Results: The model assumed that the glucose production rate (GPROD) was modulated by glucose and glucagon independently. The drug effect was modeled by using an inhibitory Emax model (Imax=0.96 and IC50=13.7 nM) on the ability of glucagon to increase GPROD. In addition, an Emax model (Emax=0.79 and EC50=575 nM) to increase glucagon secretion by the drug was used to account for the increased glucagon concentrations pre-challenge (via compensatory feedback). The model adequately captured the observed profiles of glucose, glucagon and insulin pre- and post-challenge. For CTS (1000 trials), the parameter estimates were adapted using baseline covariate data for the ongoing Phase IIa study in T2D patients and prior knowledge from a lead compound in the same class. Because the model PD output was fasting plasma glucose (FPG), but weighted mean glucose (WMG) was the PD endpoint for the Phase IIa study, a linear model between FPG and WMG was developed using the data from the Diabetes Control and Complications Trial. The CTS results suggest that the dose selection for the Phase IIa study was adequate and that there was no need for a dose adjustment.

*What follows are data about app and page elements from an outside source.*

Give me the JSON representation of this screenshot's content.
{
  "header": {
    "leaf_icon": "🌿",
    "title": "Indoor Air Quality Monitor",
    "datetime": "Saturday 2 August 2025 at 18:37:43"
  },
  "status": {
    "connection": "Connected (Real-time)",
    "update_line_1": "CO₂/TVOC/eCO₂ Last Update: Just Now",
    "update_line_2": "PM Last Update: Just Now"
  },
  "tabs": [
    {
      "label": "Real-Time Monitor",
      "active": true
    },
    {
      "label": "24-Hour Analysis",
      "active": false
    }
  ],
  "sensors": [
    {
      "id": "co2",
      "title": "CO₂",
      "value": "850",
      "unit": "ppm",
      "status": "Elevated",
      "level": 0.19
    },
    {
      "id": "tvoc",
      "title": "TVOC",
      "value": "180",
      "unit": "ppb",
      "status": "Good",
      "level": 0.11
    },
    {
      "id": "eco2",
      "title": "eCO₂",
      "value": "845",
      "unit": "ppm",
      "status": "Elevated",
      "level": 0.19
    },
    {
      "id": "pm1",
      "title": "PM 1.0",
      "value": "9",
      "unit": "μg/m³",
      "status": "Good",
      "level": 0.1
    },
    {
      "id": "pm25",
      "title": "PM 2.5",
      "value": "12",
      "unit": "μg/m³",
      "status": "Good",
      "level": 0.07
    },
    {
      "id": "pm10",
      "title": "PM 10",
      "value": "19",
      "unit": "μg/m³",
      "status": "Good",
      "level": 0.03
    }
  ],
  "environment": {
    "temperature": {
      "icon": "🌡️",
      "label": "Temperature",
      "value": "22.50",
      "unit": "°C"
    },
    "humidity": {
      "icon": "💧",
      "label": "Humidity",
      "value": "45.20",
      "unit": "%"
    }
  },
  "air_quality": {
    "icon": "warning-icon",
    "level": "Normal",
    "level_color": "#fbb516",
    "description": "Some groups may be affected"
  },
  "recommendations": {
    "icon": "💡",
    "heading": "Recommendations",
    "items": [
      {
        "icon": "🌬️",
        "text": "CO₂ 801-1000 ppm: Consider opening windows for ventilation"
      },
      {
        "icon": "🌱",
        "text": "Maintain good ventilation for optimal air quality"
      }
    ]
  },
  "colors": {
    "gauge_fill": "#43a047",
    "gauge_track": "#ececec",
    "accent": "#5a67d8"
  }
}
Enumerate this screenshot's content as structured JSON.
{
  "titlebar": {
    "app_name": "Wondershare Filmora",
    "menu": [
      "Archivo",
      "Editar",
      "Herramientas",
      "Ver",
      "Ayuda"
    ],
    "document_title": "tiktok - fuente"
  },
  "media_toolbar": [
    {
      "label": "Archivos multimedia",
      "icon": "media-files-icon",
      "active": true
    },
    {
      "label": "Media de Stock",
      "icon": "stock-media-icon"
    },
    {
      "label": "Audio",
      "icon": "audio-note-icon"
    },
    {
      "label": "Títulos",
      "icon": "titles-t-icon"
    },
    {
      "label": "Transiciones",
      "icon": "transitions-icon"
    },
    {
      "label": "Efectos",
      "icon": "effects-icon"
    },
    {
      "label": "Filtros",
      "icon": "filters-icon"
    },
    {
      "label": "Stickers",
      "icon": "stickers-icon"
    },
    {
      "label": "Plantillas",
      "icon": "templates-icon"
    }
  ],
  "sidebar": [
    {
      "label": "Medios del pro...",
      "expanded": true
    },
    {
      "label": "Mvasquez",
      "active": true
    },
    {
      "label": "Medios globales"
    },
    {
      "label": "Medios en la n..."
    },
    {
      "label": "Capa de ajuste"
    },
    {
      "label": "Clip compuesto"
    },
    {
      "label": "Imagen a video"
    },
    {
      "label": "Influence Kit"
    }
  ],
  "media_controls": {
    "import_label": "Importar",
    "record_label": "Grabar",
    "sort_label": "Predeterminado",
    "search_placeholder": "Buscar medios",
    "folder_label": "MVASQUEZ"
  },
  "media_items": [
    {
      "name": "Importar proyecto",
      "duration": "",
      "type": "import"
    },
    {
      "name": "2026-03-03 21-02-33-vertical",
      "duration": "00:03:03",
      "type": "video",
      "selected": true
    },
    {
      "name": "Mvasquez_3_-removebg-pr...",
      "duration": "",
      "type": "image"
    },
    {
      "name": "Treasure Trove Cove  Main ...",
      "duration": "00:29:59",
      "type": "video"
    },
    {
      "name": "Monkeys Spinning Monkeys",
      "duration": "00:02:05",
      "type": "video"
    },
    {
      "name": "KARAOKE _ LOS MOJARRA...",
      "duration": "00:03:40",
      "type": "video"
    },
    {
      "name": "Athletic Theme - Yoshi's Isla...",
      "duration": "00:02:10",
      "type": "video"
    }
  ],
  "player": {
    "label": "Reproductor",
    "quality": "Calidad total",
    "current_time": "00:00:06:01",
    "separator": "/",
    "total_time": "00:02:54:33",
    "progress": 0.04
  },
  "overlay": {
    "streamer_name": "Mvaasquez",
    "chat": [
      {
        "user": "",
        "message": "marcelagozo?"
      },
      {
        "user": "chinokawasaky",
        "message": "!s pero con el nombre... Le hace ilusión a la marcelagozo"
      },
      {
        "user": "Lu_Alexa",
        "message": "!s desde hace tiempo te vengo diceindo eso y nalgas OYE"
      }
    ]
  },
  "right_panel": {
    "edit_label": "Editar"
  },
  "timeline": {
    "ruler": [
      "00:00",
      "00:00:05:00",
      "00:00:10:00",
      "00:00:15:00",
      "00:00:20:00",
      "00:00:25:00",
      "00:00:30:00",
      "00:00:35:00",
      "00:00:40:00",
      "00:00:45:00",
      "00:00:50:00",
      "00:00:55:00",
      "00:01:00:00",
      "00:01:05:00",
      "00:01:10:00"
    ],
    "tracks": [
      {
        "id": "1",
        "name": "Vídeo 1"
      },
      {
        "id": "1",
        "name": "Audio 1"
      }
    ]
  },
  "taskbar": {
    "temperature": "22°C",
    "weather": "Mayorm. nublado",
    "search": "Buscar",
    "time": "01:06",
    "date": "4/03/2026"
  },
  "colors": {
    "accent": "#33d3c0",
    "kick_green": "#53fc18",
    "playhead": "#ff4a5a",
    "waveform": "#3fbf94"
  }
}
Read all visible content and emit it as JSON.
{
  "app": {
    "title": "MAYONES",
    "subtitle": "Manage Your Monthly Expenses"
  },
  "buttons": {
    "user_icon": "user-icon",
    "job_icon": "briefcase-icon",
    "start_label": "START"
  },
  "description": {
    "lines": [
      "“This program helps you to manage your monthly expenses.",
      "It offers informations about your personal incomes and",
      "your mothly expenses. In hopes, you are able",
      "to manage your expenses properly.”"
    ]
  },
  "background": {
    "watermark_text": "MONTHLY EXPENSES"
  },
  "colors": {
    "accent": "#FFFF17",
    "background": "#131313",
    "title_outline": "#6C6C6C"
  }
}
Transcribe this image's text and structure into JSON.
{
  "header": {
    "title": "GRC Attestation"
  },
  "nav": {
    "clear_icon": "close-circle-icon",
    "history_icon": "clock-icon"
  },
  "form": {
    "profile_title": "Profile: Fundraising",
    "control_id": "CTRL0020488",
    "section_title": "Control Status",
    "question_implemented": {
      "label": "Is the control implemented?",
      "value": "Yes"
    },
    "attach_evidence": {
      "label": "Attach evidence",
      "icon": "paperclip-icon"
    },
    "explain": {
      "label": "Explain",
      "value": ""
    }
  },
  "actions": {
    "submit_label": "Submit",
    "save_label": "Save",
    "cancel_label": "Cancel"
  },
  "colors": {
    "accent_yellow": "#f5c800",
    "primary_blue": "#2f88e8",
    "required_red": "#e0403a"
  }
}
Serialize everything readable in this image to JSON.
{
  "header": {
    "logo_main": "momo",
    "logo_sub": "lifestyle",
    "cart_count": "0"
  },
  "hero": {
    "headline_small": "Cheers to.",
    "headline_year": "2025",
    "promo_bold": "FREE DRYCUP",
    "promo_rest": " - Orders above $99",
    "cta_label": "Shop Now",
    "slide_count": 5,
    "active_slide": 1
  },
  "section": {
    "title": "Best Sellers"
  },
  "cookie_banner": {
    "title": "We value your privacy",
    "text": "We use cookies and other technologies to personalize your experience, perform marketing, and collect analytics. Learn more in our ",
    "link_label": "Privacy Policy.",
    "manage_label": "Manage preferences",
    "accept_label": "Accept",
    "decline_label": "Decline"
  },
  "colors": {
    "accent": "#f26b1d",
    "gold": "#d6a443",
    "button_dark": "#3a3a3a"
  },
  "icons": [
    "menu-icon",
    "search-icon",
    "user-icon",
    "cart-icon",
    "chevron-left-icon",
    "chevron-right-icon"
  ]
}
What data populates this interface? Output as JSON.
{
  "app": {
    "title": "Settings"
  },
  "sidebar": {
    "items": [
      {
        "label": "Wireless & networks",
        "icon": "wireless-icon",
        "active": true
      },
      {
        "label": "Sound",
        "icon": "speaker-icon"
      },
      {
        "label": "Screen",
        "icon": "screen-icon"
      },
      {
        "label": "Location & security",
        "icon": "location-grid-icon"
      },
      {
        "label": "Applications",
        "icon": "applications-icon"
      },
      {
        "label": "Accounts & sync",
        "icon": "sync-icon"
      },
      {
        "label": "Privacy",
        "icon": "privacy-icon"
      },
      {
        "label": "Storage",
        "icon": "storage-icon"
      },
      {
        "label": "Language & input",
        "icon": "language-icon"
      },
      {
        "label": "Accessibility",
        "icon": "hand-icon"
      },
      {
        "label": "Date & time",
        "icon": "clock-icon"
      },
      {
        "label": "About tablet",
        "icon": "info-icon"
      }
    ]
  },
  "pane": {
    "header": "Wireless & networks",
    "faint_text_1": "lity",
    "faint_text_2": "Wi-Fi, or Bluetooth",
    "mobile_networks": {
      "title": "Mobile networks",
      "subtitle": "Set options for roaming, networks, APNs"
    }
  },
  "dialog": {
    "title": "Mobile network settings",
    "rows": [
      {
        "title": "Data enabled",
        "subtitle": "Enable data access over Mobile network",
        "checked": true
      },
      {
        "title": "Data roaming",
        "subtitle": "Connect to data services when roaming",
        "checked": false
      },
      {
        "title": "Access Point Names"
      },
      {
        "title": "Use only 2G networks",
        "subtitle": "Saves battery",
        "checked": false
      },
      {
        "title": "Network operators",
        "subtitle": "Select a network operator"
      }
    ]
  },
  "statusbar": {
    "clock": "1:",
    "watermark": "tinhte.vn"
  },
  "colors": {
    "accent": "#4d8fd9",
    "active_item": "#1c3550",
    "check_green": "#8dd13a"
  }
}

Conclusion: A PK/PD model was developed to capture the interplay between glucose, glucagon and insulin. A linear model to correlate FPG to WMG was developed and provided robust predictions to assist with the dose adjustment for the interim analysis.
 Silber HE, Jauslin PM, Frey N, Gieschke R, Simonsson USH, Karlsson MO. An integrated model for glucose and insulin regulation in healthy volunteers and Type 2 diabetic patients following intravenous glucose provocations. Journal of Clinical Pharmacology, 2007;47:1159-1171.
 The Diabetes Control and Complications Trial (DCCT) was a clinical study conducted from 1983 to 1993 funded by the National Institute of Diabetes and Digestive and Kidney Diseases with 1441 Type 1 diabetic patients treated with insulin.